[PROVIDED ENTRIES — start]

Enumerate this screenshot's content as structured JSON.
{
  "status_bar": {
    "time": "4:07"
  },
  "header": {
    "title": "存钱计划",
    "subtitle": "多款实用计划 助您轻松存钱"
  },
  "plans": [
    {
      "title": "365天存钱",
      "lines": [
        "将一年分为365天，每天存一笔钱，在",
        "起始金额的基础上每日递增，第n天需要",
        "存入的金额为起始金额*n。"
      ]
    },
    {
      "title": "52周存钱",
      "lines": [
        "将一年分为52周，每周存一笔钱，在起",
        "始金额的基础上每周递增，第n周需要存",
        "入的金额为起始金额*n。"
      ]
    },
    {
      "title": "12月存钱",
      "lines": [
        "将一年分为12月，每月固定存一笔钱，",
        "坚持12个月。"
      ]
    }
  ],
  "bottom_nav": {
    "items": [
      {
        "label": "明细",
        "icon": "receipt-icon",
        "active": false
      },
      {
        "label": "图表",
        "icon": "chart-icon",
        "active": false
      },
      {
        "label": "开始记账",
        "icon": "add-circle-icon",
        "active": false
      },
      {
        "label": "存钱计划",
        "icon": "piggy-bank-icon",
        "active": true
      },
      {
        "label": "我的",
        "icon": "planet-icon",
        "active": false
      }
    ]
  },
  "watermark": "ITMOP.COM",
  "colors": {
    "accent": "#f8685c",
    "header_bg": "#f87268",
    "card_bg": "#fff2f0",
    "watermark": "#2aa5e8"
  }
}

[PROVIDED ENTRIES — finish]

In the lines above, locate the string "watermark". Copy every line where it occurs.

*EXPECTED OUTPUT*.
  "watermark": "ITMOP.COM",
    "watermark": "#2aa5e8"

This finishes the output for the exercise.